[SUPPLIED DATA Boundary: Start]

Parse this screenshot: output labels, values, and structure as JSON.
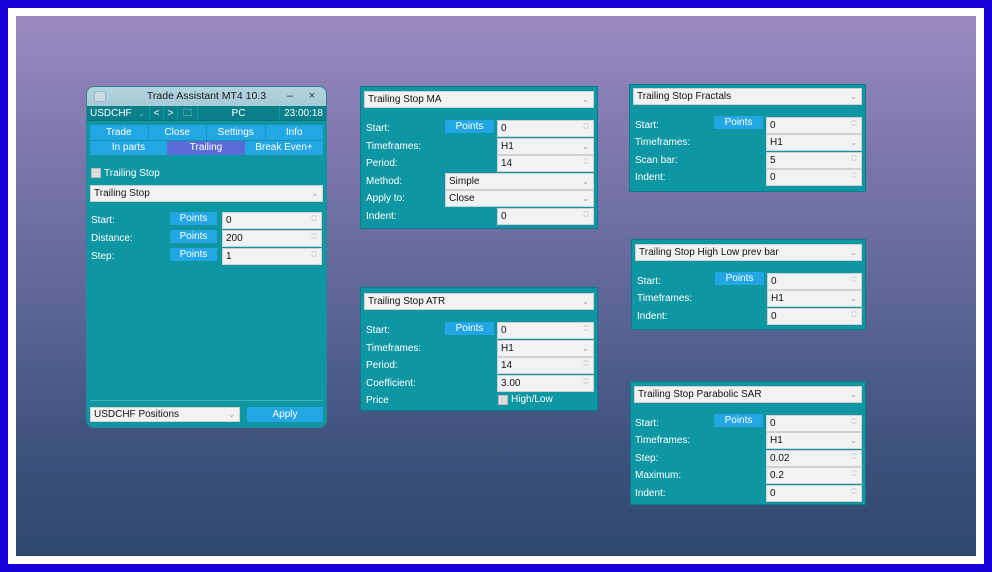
{
  "window": {
    "title": "Trade Assistant MT4 10.3",
    "minimize_label": "–",
    "close_label": "×"
  },
  "symbolbar": {
    "symbol": "USDCHF",
    "dropdown_glyph": "⌄",
    "prev_label": "<",
    "next_label": ">",
    "folder_glyph": "🗀",
    "account_type": "PC",
    "time": "23:00:18"
  },
  "tabs": [
    {
      "label": "Trade"
    },
    {
      "label": "Close"
    },
    {
      "label": "Settings"
    },
    {
      "label": "Info"
    }
  ],
  "subtabs": [
    {
      "label": "In parts",
      "active": false
    },
    {
      "label": "Trailing",
      "active": true
    },
    {
      "label": "Break Even+",
      "active": false
    }
  ],
  "main": {
    "enable_label": "Trailing Stop",
    "enabled": false,
    "mode": "Trailing Stop",
    "fields": [
      {
        "label": "Start:",
        "unit": "Points",
        "value": "0"
      },
      {
        "label": "Distance:",
        "unit": "Points",
        "value": "200"
      },
      {
        "label": "Step:",
        "unit": "Points",
        "value": "1"
      }
    ],
    "positions_select": "USDCHF Positions",
    "apply_label": "Apply"
  },
  "glyphs": {
    "select_arrow": "⌄",
    "spin_up": "︿",
    "spin_down": "﹀"
  },
  "panels": {
    "ma": {
      "title": "Trailing Stop MA",
      "start_label": "Start:",
      "start_unit": "Points",
      "start_value": "0",
      "timeframes_label": "Timeframes:",
      "timeframes_value": "H1",
      "period_label": "Period:",
      "period_value": "14",
      "method_label": "Method:",
      "method_value": "Simple",
      "apply_to_label": "Apply to:",
      "apply_to_value": "Close",
      "indent_label": "Indent:",
      "indent_value": "0"
    },
    "atr": {
      "title": "Trailing Stop ATR",
      "start_label": "Start:",
      "start_unit": "Points",
      "start_value": "0",
      "timeframes_label": "Timeframes:",
      "timeframes_value": "H1",
      "period_label": "Period:",
      "period_value": "14",
      "coefficient_label": "Coefficient:",
      "coefficient_value": "3.00",
      "price_label": "Price",
      "price_option_label": "High/Low",
      "price_option_checked": false
    },
    "fractals": {
      "title": "Trailing Stop Fractals",
      "start_label": "Start:",
      "start_unit": "Points",
      "start_value": "0",
      "timeframes_label": "Timeframes:",
      "timeframes_value": "H1",
      "scan_bar_label": "Scan bar:",
      "scan_bar_value": "5",
      "indent_label": "Indent:",
      "indent_value": "0"
    },
    "highlow": {
      "title": "Trailing Stop High Low prev bar",
      "start_label": "Start:",
      "start_unit": "Points",
      "start_value": "0",
      "timeframes_label": "Timeframes:",
      "timeframes_value": "H1",
      "indent_label": "Indent:",
      "indent_value": "0"
    },
    "sar": {
      "title": "Trailing Stop Parabolic SAR",
      "start_label": "Start:",
      "start_unit": "Points",
      "start_value": "0",
      "timeframes_label": "Timeframes:",
      "timeframes_value": "H1",
      "step_label": "Step:",
      "step_value": "0.02",
      "maximum_label": "Maximum:",
      "maximum_value": "0.2",
      "indent_label": "Indent:",
      "indent_value": "0"
    }
  }
}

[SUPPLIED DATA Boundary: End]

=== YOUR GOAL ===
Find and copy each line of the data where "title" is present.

=== TASK ANSWER ===
    "title": "Trade Assistant MT4 10.3",
      "title": "Trailing Stop MA",
      "title": "Trailing Stop ATR",
      "title": "Trailing Stop Fractals",
      "title": "Trailing Stop High Low prev bar",
      "title": "Trailing Stop Parabolic SAR",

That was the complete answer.